Board knows new school is needed to answer growth, but when to ask voters for tax increase is problematic
The Platte County R-3 School District’s Board of Education knows that the district needs more classroom space. Current and projected student enrollment figures and facilities that are nearing, at or over-capacity are all the proof they need. District officials also know a tax levy increase is needed to fund that new classroom space.
The question is this: is the District ready to place a tax levy increase proposal on the April 2104 ballot? Or should it wait until later in the year or possibly 2015? The Board of Education decided at its meeting last week that it’s not ready to answer that question – at least, not yet. The Board also decided it will hold a special work session after the holidays to help it make that decision. The meeting will be focused on finalizing a direction for the Board to pursue in asking voters to approve a tax increase to fund the building and operation of an elementary school in Platte City and constructing an addition to Pathfinder Elementary at the District’s Barry campus. “Our job as leaders charged with taking care of our students with fiscally responsible business decisions is relatively clear,” R-3 Superintendent Dr. Mike Reik said. “However, timing is everything when it comes to securing voter approval. As I have stated before, this decision is less about what and more about when. The Board is being very deliberate and analytical because they understand their complicated role of balancing what’s best for kids and what will be supported by our taxpaying citizens.” Factoring into the Board’s decision is the fact that in April 2012, R-3 patrons shot down a 60-cent levy increase question — the District’s first operating tax levy increase proposal in nearly three decades — by a double-digit margin. During the 20 months since, District officials have analyzed data from various surveys and studied input from a Citizens Advisory Group. Using that information as well as projections from engineering and consulting professionals, District officials have formulated a modified proposal that the Board is mulling. Basically, the new plan still calls for a tax levy increase, albeit a smaller one ranging from 49 cents to 57 cents per $100 of assessed valuation and construction of a new elementary school and Pathfinder addition.
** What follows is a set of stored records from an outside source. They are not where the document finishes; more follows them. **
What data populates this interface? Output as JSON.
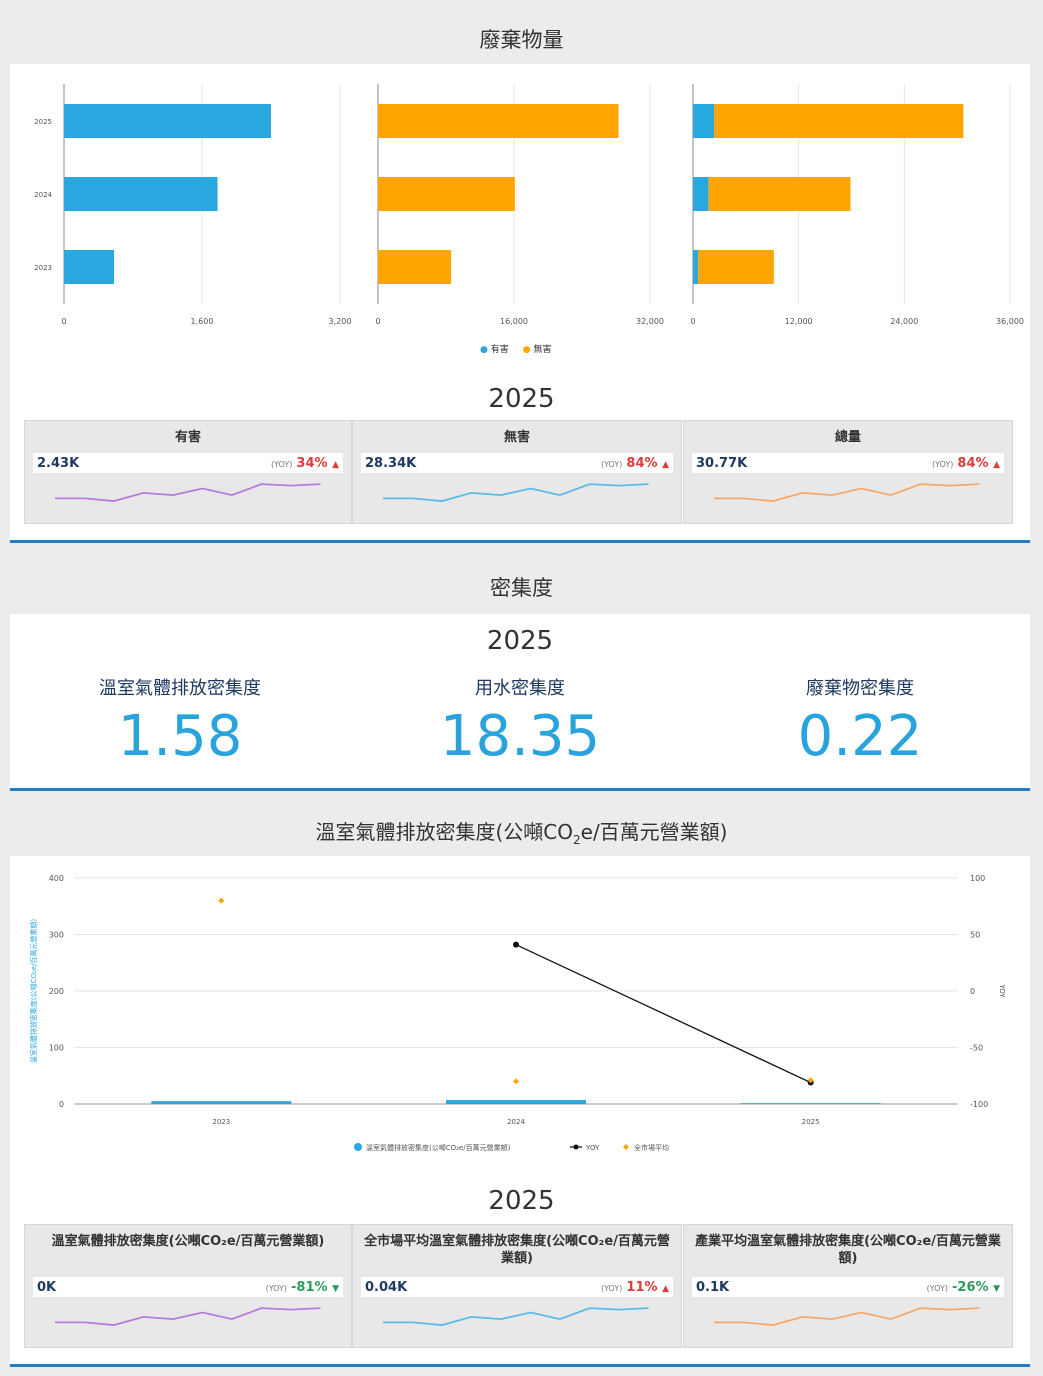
{
  "waste": {
    "title": "廢棄物量",
    "years": [
      "2025",
      "2024",
      "2023"
    ],
    "hazardous": [
      2400,
      1780,
      580
    ],
    "non_hazardous": [
      28300,
      16100,
      8600
    ],
    "charts": [
      {
        "ticks": [
          "0",
          "1,600",
          "3,200"
        ],
        "max": 3200
      },
      {
        "ticks": [
          "0",
          "16,000",
          "32,000"
        ],
        "max": 32000
      },
      {
        "ticks": [
          "0",
          "12,000",
          "24,000",
          "36,000"
        ],
        "max": 36000
      }
    ],
    "legend": {
      "hazardous": "有害",
      "non_hazardous": "無害"
    },
    "colors": {
      "hazardous": "#29a8e0",
      "non_hazardous": "#ffa500"
    },
    "kpi_year": "2025",
    "kpis": [
      {
        "title": "有害",
        "value": "2.43K",
        "yoy_label": "(YOY)",
        "yoy": "34%",
        "dir": "up",
        "arrow": "▲",
        "color": "#b57be0"
      },
      {
        "title": "無害",
        "value": "28.34K",
        "yoy_label": "(YOY)",
        "yoy": "84%",
        "dir": "up",
        "arrow": "▲",
        "color": "#5bbbe6"
      },
      {
        "title": "總量",
        "value": "30.77K",
        "yoy_label": "(YOY)",
        "yoy": "84%",
        "dir": "up",
        "arrow": "▲",
        "color": "#f5a86b"
      }
    ]
  },
  "intensity": {
    "title": "密集度",
    "year": "2025",
    "metrics": [
      {
        "label": "溫室氣體排放密集度",
        "value": "1.58"
      },
      {
        "label": "用水密集度",
        "value": "18.35"
      },
      {
        "label": "廢棄物密集度",
        "value": "0.22"
      }
    ]
  },
  "ghg": {
    "title_pre": "溫室氣體排放密集度(公噸CO",
    "title_sub": "2",
    "title_post": "e/百萬元營業額)",
    "chart_data": {
      "type": "bar",
      "categories": [
        "2023",
        "2024",
        "2025"
      ],
      "series": [
        {
          "name": "溫室氣體排放密集度(公噸CO₂e/百萬元營業額)",
          "values": [
            5,
            7,
            1.58
          ],
          "color": "#29a8e0"
        },
        {
          "name": "YOY",
          "values": [
            null,
            41,
            -81
          ],
          "color": "#111111"
        },
        {
          "name": "全市場平均",
          "values": [
            360,
            40,
            42
          ],
          "color": "#ffa500"
        }
      ],
      "ylim": [
        0,
        400
      ],
      "y2lim": [
        -100,
        100
      ],
      "yticks": [
        "0",
        "100",
        "200",
        "300",
        "400"
      ],
      "y2ticks": [
        "-100",
        "-50",
        "0",
        "50",
        "100"
      ],
      "ylabel": "溫室氣體排放密集度(公噸CO₂e/百萬元營業額)",
      "y2label": "YOY"
    },
    "kpi_year": "2025",
    "kpis": [
      {
        "title": "溫室氣體排放密集度(公噸CO₂e/百萬元營業額)",
        "value": "0K",
        "yoy_label": "(YOY)",
        "yoy": "-81%",
        "dir": "down",
        "arrow": "▼",
        "color": "#b57be0"
      },
      {
        "title": "全市場平均溫室氣體排放密集度(公噸CO₂e/百萬元營業額)",
        "value": "0.04K",
        "yoy_label": "(YOY)",
        "yoy": "11%",
        "dir": "up",
        "arrow": "▲",
        "color": "#5bbbe6"
      },
      {
        "title": "產業平均溫室氣體排放密集度(公噸CO₂e/百萬元營業額)",
        "value": "0.1K",
        "yoy_label": "(YOY)",
        "yoy": "-26%",
        "dir": "down",
        "arrow": "▼",
        "color": "#f5a86b"
      }
    ]
  }
}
But the new project — estimated at $22 million — does not include several ancillary expenditures from the 2012 proposal, including new tennis courts, technology improvements, etc. The new proposal also calls for a sunset – or expiration date – of the tax in 20 years. The lack of a sunset clause was one reason the District believes the previous measure failed. Another reason and one that continues to be a concern is the economic climate — which has improved, but still may not be conducive to public acceptance of a tax increase. Reik presented an overview of all that information to the Board last week. Board President Sharon Sherwood said the Board looked at all that information and decided it needed more time to work on it, hence the January work session. “I’m just not ready to make that decision right now,” she said. “We need the new building, but I’m hesitant. Is it the right time?” Sherwood said she also wanted to review options for the District if it does not place a levy increase on the ballot or if it does and the measure fails for a second time. She said that the future of Rising Star, which the District will likely close if a tax levy increase proposal passes, is a concern. If the school is kept open it needs some major repairs and improvements, including a new roof. “What happens if it fails?” she said. “I think before we make the decision on the tax levy increase, we have to have more information on how we can make improvements or changes to Rising Star and any potential implications on the budget.” Board member Adam McGinness said that the Board is committed to being as thorough as possible in making its decision on when to seek a tax levy increase. “This is a very important decision and we want to make sure that we make the best decision for our district as a whole,” he said. “There are so many factors to consider when it comes to a levy proposal. It is so hard to predict growth. So many factors can affect growth trends and each year can be so different. When you look at our district over the past few years, our student population has continued to grow. We see nothing out there that would cause that trend to change. We will continue to grow, it is just a matter of by how much. The District is already at or near capacity in several of our facilities. The growth projections show us that we must prepare for more students coming into our district. The Board wants to make sure that our district is prepared for this growth.” Reik said he knows the Board will make an informed decision after the January work session, the date of which will be determined soon. “Since our long range plan is predicated off of taking care of student needs at certain enrollment thresholds, the Board of Education understands the general implications of waiting,” he said. “During the work session we will talk about these implications in detail as well as what to do with Rising Star — possibly a short term plan. Overall, the work session will likely address several scenarios that explore our options relative going to the voters in April 2014 or waiting until April 2015.” Sherwood said the Board takes its responsibility seriously. “Continuously, it weighs on our minds —where are we going to put those kids that are coming and how we are going to educate them and make sure they are safe,” she said. “That’s first and foremost, and then comes our responsibility to make sure we spend our taxpayer funds correctly.”